The ECD reduction tool is designed to reduce the bottomhole pressure increase caused by friction in the annulus by providing a pressure boost up annulus.

            Equivalent circulating density (ECD) is a function of mud density, mud rheology, cuttings loading, annular geometry and flow rate. Drilling-fluid density is required for pressure control and wellbore stability. Viscosity and flow rate are needed for hole cleaning and barite-sag mitigation. Gel strengths are required to suspend drill cuttings. The goal of ECD management is to find balance between these parameters to successfully drill a well.

Reducing ECD in a well can result in many benefits. These benefits can include:

• Reducing the number of casing strings.

• Improving hole cleaning by using higher flow rates.

• Being able to remain in the pressure window for complex wells.

• Reducing lost circulation and differential sticking.

• Reducing formation damage.


The challenge for the future of MPD is to convince the industry of its benefits.

The main problem in instituting MPD is that companies think that their way works well enough and do not want to take the risk of trying a newer method.

This is similar to situations that occurred when underbalanced drilling and horizontal drilling were first introduced. It is just going to take time for MPD to become an accepted method and be used in regular drilling operation.

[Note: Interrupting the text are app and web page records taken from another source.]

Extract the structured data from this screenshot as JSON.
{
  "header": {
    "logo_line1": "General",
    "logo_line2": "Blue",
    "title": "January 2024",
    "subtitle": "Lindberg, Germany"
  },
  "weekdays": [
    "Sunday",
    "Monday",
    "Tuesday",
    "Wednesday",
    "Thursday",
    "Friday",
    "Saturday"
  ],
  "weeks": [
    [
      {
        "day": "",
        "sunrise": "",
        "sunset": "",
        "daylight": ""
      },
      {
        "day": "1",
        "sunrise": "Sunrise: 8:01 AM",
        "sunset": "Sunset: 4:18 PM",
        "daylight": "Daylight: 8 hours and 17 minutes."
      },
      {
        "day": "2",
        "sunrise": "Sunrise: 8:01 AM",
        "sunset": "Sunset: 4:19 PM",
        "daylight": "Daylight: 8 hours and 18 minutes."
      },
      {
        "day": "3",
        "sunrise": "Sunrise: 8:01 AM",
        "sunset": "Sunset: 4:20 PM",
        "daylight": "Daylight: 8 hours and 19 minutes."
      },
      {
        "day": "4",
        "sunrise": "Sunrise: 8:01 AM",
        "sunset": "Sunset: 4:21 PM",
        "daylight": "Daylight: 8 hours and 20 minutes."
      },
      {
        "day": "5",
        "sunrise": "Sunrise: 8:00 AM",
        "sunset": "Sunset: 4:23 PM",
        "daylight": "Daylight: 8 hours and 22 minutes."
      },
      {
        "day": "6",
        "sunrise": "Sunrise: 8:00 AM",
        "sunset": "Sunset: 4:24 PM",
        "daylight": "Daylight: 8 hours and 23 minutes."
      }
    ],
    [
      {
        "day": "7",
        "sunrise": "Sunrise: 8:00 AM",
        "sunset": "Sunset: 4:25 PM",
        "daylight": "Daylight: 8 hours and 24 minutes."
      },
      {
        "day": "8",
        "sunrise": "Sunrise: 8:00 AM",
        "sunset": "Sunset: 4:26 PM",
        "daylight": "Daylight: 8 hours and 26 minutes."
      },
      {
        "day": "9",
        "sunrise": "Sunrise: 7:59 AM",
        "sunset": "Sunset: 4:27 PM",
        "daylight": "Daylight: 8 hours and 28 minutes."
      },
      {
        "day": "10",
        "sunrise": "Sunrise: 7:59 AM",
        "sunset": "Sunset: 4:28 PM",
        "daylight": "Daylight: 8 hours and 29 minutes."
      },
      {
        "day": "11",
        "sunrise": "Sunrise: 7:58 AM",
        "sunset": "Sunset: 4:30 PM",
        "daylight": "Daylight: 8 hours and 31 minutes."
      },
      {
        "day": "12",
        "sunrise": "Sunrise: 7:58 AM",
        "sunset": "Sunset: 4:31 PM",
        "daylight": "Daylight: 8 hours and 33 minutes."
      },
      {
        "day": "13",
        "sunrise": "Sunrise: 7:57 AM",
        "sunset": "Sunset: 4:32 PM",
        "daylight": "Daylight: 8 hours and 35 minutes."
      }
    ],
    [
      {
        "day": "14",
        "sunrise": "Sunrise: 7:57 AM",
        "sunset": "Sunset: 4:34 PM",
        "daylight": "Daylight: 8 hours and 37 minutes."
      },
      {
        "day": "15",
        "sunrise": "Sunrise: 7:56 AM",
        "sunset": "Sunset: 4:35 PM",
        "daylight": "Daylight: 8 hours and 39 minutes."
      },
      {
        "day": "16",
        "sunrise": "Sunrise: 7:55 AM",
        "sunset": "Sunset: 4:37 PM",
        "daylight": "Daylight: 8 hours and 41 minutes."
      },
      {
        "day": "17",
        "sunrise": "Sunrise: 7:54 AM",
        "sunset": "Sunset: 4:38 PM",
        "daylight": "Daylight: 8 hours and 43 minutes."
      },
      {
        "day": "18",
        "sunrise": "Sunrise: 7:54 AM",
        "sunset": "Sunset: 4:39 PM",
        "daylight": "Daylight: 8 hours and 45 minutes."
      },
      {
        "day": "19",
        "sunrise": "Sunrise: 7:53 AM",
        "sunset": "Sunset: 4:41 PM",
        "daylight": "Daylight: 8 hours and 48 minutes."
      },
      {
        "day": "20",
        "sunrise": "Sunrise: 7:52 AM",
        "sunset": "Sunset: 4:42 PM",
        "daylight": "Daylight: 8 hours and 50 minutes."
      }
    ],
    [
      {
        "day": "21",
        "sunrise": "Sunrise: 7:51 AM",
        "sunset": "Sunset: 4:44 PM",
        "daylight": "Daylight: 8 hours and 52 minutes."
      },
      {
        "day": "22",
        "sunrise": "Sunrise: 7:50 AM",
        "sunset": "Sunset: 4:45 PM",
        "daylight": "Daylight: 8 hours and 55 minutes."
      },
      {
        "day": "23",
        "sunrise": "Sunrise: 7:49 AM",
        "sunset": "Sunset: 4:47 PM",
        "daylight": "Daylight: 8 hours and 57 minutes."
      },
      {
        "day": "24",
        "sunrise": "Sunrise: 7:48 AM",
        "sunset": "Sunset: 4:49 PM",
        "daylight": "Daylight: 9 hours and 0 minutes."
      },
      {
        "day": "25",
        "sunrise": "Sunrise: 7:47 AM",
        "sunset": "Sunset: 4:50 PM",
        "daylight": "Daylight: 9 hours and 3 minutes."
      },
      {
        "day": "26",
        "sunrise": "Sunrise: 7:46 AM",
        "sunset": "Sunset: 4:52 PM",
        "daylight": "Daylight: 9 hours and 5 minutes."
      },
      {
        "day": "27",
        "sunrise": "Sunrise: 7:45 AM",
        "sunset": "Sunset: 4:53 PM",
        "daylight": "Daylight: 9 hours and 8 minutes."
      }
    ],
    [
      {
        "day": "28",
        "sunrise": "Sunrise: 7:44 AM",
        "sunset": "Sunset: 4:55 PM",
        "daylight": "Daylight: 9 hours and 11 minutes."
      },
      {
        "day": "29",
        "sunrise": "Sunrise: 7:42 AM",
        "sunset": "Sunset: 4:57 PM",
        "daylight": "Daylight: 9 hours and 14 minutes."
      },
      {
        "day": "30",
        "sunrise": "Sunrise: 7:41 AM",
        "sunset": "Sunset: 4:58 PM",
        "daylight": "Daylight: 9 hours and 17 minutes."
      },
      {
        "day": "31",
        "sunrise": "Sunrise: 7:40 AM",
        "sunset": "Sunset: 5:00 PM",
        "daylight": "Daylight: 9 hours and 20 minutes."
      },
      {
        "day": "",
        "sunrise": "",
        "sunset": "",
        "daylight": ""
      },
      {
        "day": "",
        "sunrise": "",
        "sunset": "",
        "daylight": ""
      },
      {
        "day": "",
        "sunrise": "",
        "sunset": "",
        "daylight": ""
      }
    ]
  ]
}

The benefits that should be shown to companies to convince them to try MPD include the possibility of improving the drill-ability of depleted formations. Drilling through these depleted zones often result in narrow pressure windows and lost circulation issues. Drilling in these areas require a more constant bottomhole pressure to remain in the narrow pressure window. MPD would help reduce costs and improve current assets held by companies. Companies realizing these benefits and seeing them work would lead to more common use by these companies.

About author

Ahmed Bilal

I'm a Third year student of Petroleum & Gas Engineering at University of Engineering & Technology, Lahore Pakistan. I am high-spirited, devoted and an exuberant person. I am an idealist in dreaming and a realist in acting, who aspires to work in a pragmatic and cooperative environment. Equally inspired to volunteer my talent for the cause I believe in.

View all posts by Ahmed Bilal